YOUR GOAL →
Below are records to repeat exactly. Omit the pictures from the copy.

STUDY MATERIAL →
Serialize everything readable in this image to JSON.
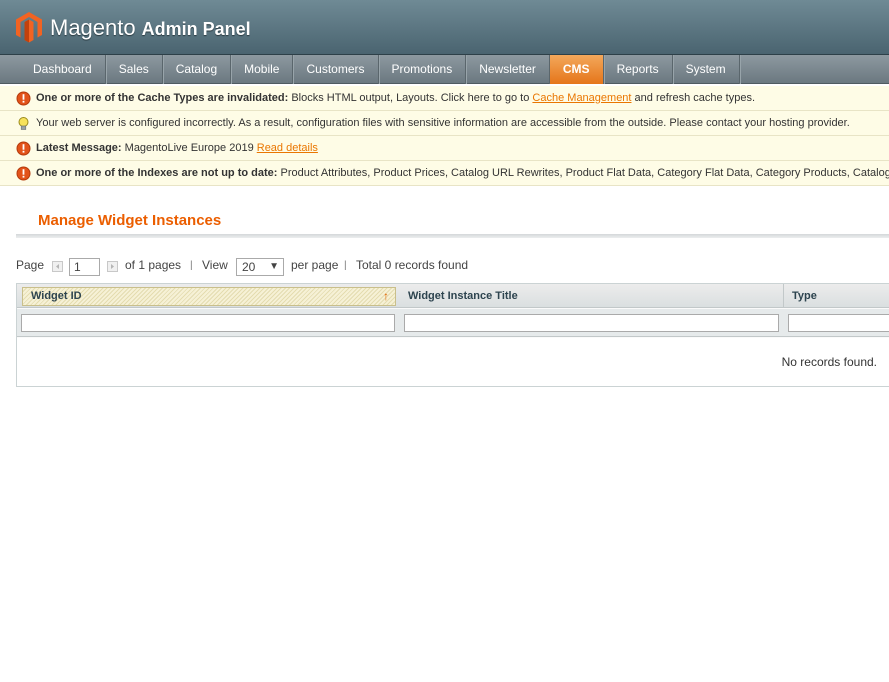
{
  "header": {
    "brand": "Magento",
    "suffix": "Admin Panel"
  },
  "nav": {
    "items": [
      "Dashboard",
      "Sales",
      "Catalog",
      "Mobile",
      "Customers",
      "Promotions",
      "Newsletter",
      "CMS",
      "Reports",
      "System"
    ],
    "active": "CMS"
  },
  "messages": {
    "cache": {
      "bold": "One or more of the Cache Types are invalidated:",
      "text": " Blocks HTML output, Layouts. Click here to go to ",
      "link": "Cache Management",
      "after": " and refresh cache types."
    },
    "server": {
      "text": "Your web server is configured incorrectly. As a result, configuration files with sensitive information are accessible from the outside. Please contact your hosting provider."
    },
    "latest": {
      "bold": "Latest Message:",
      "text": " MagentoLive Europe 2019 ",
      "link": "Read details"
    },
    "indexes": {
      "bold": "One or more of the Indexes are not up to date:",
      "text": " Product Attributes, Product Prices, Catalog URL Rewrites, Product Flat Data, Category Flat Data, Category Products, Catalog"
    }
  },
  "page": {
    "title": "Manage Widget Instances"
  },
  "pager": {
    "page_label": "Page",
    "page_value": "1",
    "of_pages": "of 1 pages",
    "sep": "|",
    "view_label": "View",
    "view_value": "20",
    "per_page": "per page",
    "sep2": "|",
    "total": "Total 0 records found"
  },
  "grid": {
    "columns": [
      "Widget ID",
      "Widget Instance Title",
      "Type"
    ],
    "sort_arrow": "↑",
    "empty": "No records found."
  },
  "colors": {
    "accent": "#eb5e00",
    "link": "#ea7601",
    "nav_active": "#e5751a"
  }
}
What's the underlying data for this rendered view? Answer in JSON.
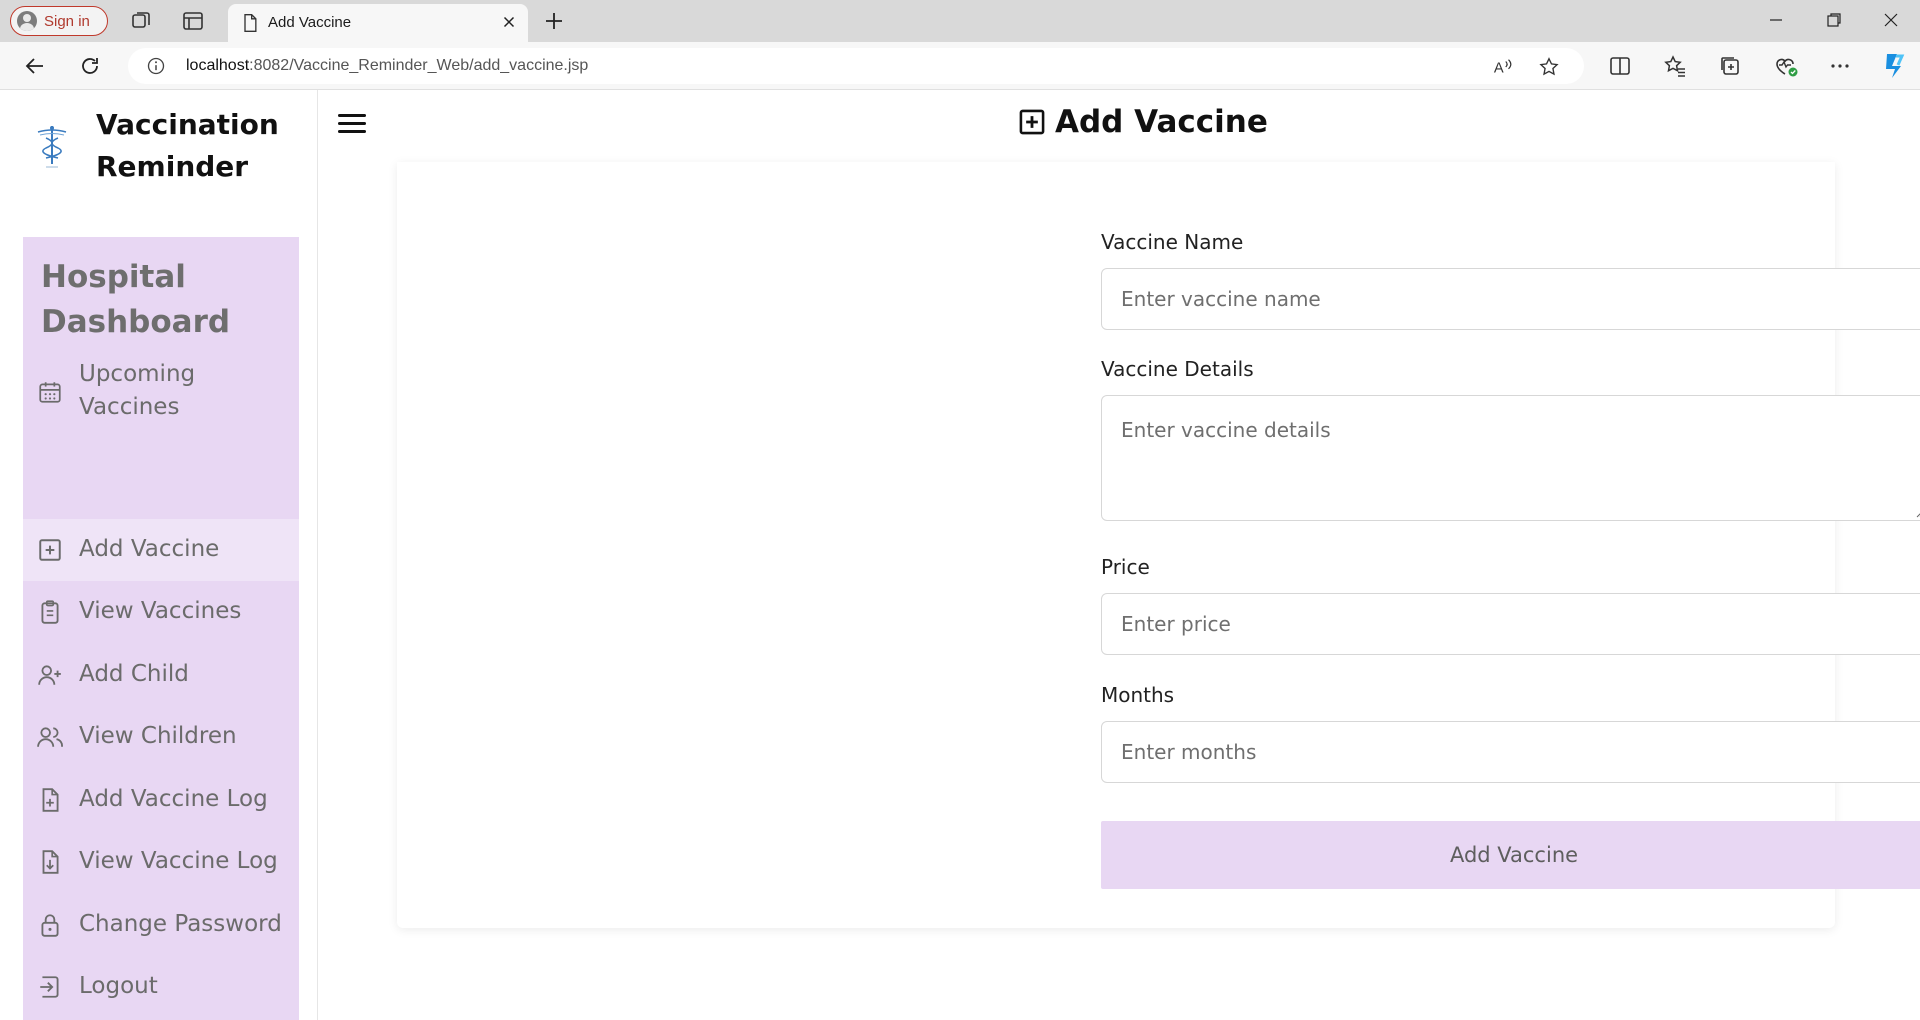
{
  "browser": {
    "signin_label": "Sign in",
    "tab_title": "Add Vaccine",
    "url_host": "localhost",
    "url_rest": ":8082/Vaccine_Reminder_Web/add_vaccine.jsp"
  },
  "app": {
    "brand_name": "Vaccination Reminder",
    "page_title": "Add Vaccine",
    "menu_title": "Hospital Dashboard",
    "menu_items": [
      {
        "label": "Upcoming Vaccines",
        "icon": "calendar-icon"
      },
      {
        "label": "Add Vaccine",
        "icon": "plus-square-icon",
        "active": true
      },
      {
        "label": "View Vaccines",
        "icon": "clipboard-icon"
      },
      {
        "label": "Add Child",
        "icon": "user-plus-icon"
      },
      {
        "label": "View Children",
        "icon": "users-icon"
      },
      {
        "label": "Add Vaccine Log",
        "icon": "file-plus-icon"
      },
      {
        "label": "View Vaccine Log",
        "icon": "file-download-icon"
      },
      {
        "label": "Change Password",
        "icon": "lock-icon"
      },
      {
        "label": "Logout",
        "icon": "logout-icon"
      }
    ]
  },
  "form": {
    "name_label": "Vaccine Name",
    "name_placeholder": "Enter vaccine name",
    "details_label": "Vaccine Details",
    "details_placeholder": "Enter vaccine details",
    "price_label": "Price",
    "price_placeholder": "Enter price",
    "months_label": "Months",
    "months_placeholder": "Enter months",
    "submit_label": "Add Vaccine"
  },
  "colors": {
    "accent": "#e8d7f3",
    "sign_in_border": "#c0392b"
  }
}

ANSWER SPACE →
Serialize everything readable in this image to JSON.
{
  "header": {
    "brand": "Magento",
    "suffix": "Admin Panel"
  },
  "nav": {
    "items": [
      "Dashboard",
      "Sales",
      "Catalog",
      "Mobile",
      "Customers",
      "Promotions",
      "Newsletter",
      "CMS",
      "Reports",
      "System"
    ],
    "active": "CMS"
  },
  "messages": {
    "cache": {
      "bold": "One or more of the Cache Types are invalidated:",
      "text": " Blocks HTML output, Layouts. Click here to go to ",
      "link": "Cache Management",
      "after": " and refresh cache types."
    },
    "server": {
      "text": "Your web server is configured incorrectly. As a result, configuration files with sensitive information are accessible from the outside. Please contact your hosting provider."
    },
    "latest": {
      "bold": "Latest Message:",
      "text": " MagentoLive Europe 2019 ",
      "link": "Read details"
    },
    "indexes": {
      "bold": "One or more of the Indexes are not up to date:",
      "text": " Product Attributes, Product Prices, Catalog URL Rewrites, Product Flat Data, Category Flat Data, Category Products, Catalog"
    }
  },
  "page": {
    "title": "Manage Widget Instances"
  },
  "pager": {
    "page_label": "Page",
    "page_value": "1",
    "of_pages": "of 1 pages",
    "sep": "|",
    "view_label": "View",
    "view_value": "20",
    "per_page": "per page",
    "sep2": "|",
    "total": "Total 0 records found"
  },
  "grid": {
    "columns": [
      "Widget ID",
      "Widget Instance Title",
      "Type"
    ],
    "sort_arrow": "↑",
    "empty": "No records found."
  },
  "colors": {
    "accent": "#eb5e00",
    "link": "#ea7601",
    "nav_active": "#e5751a"
  }
}
What's the underlying data for this rendered view? Answer in JSON.
{
  "browser": {
    "signin_label": "Sign in",
    "tab_title": "Add Vaccine",
    "url_host": "localhost",
    "url_rest": ":8082/Vaccine_Reminder_Web/add_vaccine.jsp"
  },
  "app": {
    "brand_name": "Vaccination Reminder",
    "page_title": "Add Vaccine",
    "menu_title": "Hospital Dashboard",
    "menu_items": [
      {
        "label": "Upcoming Vaccines",
        "icon": "calendar-icon"
      },
      {
        "label": "Add Vaccine",
        "icon": "plus-square-icon",
        "active": true
      },
      {
        "label": "View Vaccines",
        "icon": "clipboard-icon"
      },
      {
        "label": "Add Child",
        "icon": "user-plus-icon"
      },
      {
        "label": "View Children",
        "icon": "users-icon"
      },
      {
        "label": "Add Vaccine Log",
        "icon": "file-plus-icon"
      },
      {
        "label": "View Vaccine Log",
        "icon": "file-download-icon"
      },
      {
        "label": "Change Password",
        "icon": "lock-icon"
      },
      {
        "label": "Logout",
        "icon": "logout-icon"
      }
    ]
  },
  "form": {
    "name_label": "Vaccine Name",
    "name_placeholder": "Enter vaccine name",
    "details_label": "Vaccine Details",
    "details_placeholder": "Enter vaccine details",
    "price_label": "Price",
    "price_placeholder": "Enter price",
    "months_label": "Months",
    "months_placeholder": "Enter months",
    "submit_label": "Add Vaccine"
  },
  "colors": {
    "accent": "#e8d7f3",
    "sign_in_border": "#c0392b"
  }
}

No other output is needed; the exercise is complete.